But at the same time it feels informational and corporate, a potpourri of ideas and attitudes that would play well to NGO types at the UN or see-it-all-in-one-go visitors to the Apartheid Museum. Rose and Till’s show bears the title What Remains is Tomorrow. Historically mindful and politically enquiring, it aims to survey the state of things. Our “violent and explosive” character, basically. Issues of history, memory, ritual, identity, labour, power, conflict and xenophobia are all essayed in this austere and conceptually messy exhibition.
Of the 14 artists selected, eight are white lefties on the grey side of 50 – or fadgets, to quote a 1983 song by éVoid. There are some well-known fadgets (Diane Victor, Jo Ractliffe, Willem Boshoff, Brett Murray and Jeremy Wafer) and some lesser-known fadgets, at least in terms of regular exhibitions (filmmaker Angus Gibson, musician and sound designer Warrick Sony and photographer Mark Lewis). The rainbow children, to borrow from a 2011 song by The Brother Moves On, comprise Nandipha Mntambo, Mohau Modisakeng, Gerald Machona, Serge Alain Ntigeka, Robin Rhode and Haroon Gunn-Salie.
Group shows necessarily invite statistical analysis. The South African Pavilion features two foreign nationals (Ntigeka and Machona), which is not an unusual idea. This year’s Belgian Pavilion, for instance, which also presents a group show, includes a fascinating sculptural work by Zimbabwe-born, Pietermaritzburg-raised artist James Beckett.

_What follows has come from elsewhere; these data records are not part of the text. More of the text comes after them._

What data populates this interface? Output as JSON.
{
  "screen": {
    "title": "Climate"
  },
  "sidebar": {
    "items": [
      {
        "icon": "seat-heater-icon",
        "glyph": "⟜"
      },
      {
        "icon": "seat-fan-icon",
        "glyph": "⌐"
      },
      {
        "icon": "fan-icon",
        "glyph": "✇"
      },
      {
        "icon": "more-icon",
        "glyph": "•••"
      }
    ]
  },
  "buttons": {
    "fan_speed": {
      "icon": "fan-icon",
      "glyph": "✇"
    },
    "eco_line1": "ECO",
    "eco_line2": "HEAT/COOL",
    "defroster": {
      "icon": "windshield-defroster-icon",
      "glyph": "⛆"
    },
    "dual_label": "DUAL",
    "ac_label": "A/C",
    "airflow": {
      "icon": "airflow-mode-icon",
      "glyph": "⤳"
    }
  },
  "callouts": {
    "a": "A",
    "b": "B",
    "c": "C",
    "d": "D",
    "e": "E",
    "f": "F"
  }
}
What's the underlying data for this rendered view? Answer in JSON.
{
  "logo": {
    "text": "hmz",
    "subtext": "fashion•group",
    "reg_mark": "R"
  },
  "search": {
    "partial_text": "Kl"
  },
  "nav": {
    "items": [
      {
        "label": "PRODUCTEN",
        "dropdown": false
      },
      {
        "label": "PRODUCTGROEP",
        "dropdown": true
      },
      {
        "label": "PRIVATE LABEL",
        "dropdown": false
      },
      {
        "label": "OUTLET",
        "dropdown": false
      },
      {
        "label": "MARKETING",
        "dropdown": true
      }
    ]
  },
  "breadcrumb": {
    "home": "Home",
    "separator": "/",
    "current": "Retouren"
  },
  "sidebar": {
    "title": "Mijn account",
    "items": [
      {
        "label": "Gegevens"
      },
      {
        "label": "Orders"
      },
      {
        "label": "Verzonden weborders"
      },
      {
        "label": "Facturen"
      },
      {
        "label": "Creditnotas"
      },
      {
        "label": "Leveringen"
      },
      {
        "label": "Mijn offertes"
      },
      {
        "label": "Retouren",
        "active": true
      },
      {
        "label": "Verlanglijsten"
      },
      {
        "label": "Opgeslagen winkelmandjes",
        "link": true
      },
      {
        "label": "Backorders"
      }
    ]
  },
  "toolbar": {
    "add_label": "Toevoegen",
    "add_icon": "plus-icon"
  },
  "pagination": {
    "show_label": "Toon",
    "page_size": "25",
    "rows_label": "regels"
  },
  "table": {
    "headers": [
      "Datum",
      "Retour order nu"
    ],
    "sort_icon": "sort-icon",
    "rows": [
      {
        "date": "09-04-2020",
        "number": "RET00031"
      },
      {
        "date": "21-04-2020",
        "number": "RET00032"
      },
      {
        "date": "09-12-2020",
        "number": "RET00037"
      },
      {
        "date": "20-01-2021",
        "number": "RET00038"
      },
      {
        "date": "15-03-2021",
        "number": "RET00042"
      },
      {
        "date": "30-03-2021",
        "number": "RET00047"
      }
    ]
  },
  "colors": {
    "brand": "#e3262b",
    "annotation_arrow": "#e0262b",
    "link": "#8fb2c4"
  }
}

National pavilions need not be parochial. Congratulations to Rose and Till on this count.